In 2018, Democratic candidate Abigail Spanberger narrowly defeated Brat, and went on to win reelection in 2020. A former CIA officer, Spanberger leans into her centrism, even voting against Nancy Pelosi for Speaker in 2019. If she holds on, the night might not be as dismal as Democrats fear. If she loses in a narrow contest, it will be a long night. If she gets clobbered, the Democrats are in deep trouble.
Here in Connecticut, the 5th Congressional District pits incumbent Democratic Rep. Jahana Hayes against Republican George Logan. The district covers the northwest of the state, with old manufacturing cities that have seen better days like Waterbury and Meriden, as well as affluent towns like Kent and Litchfield. Democrats have held the seat since Republican Nancy Johnson lost in 2006. The only New England Republican in Congress currently is Maine Sen. Susan Collins. If Logan wins CT-5, you can bet the Republican wave will be big.
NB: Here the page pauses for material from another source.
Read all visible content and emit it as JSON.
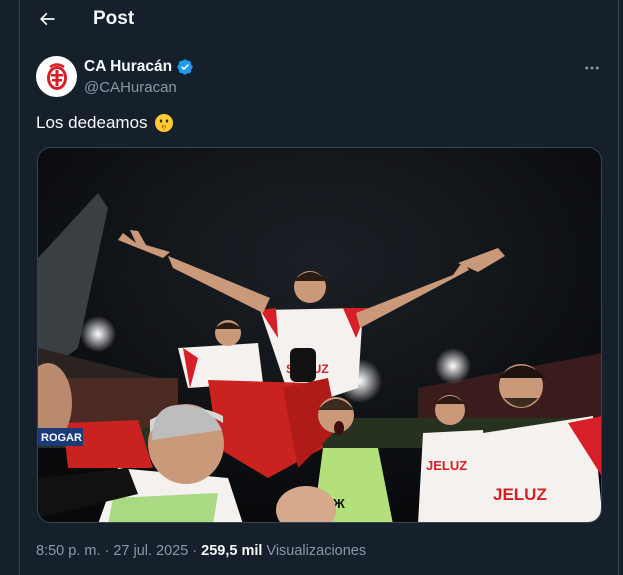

Another New England congressional seat that Republicans might win for the first time in a long time is next door in Rhode Island's 2nd Congressional District. There, former Cranston Mayor Republican Allan Fung is giving state treasurer, Democrat Seth Magaziner, a run for his money to succeed Rep. Jim Langevin, who is retiring. Fung is just the kind of moderate Republican who was once common in New England politics: Think Prescott Bush, Lowell Weicker and John and Lincoln Chafee. I had to drive to the Italian deli in Providence the other day, and the lawn signs were evenly divided. So are the polls. If Fung wins, it will be a good night for the GOP.
In New Hampshire, a new poll from St. Anselm College's Institute of Politics showed Republican challenger Don Bolduc with a 1-point lead over incumbent Democratic Sen. Maggie Hassan. One month ago, the same poll had Hassan up by 6 points. The closeness of this race is especially upsetting because Democrats spent heavily during the GOP primary to make sure Bolduc, the most extreme, Trumpian candidate in the race, won the nomination. He did. The Democratic strategy was cynical, to be sure, but it was also risky, as I explained in July. If Bolduc makes it to the Senate, the Democrats will have only themselves to blame.
As the night progresses, I will be paying close attention to voting patterns in south Texas where Trump did quite well in 2020, and where the GOP has mounted a strong effort to win Latino voters. This year, Republicans are also trying to reach out to Hispanics in Texas' major urban centers, emphasizing the fact that the economy is in bad shape and Democrats are pushing a cultural agenda far to the left of most Latino voters.
And, in Nevada, Latinos will be decisive in the contest between incumbent Democratic Sen. Catherine Cortez Masto, the first Latina in the U.S. Senate, and Republican challenger and former state attorney general Adam Laxalt. The race is very close.
Those are some of the races I will be watching especially closely tomorrow night. This election could scarcely be more important given the number of election deniers on the ballot. Democrats will need to defy gravity to hold on to either chamber, and it sure looks like it will be a good night for Republicans.
Margins will matter. Think of the power West Virginia Sen. Joe Manchin has been able to exercise over the Democratic agenda because the chamber was evenly split. If the GOP takes control of the House and the margin is small, could someone like Georgia Rep. Marjorie Taylor Greene exercise similar control over the Republican agenda? If the Democrats hang on to the Senate, how will Arizona Sen. Kyrsten Sinema position herself for her 2024 reelection bid? Elections have consequences but, first, we need to find out who wins!